=== Dataset content ===
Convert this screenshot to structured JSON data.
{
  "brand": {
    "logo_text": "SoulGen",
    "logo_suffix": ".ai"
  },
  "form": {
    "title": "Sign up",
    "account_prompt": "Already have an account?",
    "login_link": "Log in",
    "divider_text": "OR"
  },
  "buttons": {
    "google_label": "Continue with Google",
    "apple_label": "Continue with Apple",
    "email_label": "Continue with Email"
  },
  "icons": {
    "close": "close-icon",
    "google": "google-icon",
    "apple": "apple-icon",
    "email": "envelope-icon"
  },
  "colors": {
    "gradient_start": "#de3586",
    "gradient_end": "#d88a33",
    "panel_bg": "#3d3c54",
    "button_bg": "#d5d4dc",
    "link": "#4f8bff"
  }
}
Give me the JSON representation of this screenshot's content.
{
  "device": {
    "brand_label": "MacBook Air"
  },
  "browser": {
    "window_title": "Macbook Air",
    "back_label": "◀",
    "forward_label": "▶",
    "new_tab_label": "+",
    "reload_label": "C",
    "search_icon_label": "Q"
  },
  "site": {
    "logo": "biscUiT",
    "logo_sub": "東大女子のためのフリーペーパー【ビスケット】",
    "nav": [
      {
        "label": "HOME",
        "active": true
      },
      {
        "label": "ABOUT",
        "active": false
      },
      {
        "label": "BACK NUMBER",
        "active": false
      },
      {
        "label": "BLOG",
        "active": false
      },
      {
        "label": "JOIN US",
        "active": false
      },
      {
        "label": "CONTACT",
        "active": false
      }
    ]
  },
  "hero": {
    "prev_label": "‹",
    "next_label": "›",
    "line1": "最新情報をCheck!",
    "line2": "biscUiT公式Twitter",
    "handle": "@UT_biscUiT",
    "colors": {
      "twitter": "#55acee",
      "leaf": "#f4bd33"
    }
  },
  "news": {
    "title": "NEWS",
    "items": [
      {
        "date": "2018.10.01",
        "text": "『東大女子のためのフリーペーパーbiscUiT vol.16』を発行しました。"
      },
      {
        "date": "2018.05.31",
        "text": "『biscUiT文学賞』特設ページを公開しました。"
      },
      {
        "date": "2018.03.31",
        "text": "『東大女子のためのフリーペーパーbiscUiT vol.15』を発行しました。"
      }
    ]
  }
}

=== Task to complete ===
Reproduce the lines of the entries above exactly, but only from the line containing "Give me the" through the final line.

=== Reply ===
Give me the JSON representation of this screenshot's content.
{
  "device": {
    "brand_label": "MacBook Air"
  },
  "browser": {
    "window_title": "Macbook Air",
    "back_label": "◀",
    "forward_label": "▶",
    "new_tab_label": "+",
    "reload_label": "C",
    "search_icon_label": "Q"
  },
  "site": {
    "logo": "biscUiT",
    "logo_sub": "東大女子のためのフリーペーパー【ビスケット】",
    "nav": [
      {
        "label": "HOME",
        "active": true
      },
      {
        "label": "ABOUT",
        "active": false
      },
      {
        "label": "BACK NUMBER",
        "active": false
      },
      {
        "label": "BLOG",
        "active": false
      },
      {
        "label": "JOIN US",
        "active": false
      },
      {
        "label": "CONTACT",
        "active": false
      }
    ]
  },
  "hero": {
    "prev_label": "‹",
    "next_label": "›",
    "line1": "最新情報をCheck!",
    "line2": "biscUiT公式Twitter",
    "handle": "@UT_biscUiT",
    "colors": {
      "twitter": "#55acee",
      "leaf": "#f4bd33"
    }
  },
  "news": {
    "title": "NEWS",
    "items": [
      {
        "date": "2018.10.01",
        "text": "『東大女子のためのフリーペーパーbiscUiT vol.16』を発行しました。"
      },
      {
        "date": "2018.05.31",
        "text": "『biscUiT文学賞』特設ページを公開しました。"
      },
      {
        "date": "2018.03.31",
        "text": "『東大女子のためのフリーペーパーbiscUiT vol.15』を発行しました。"
      }
    ]
  }
}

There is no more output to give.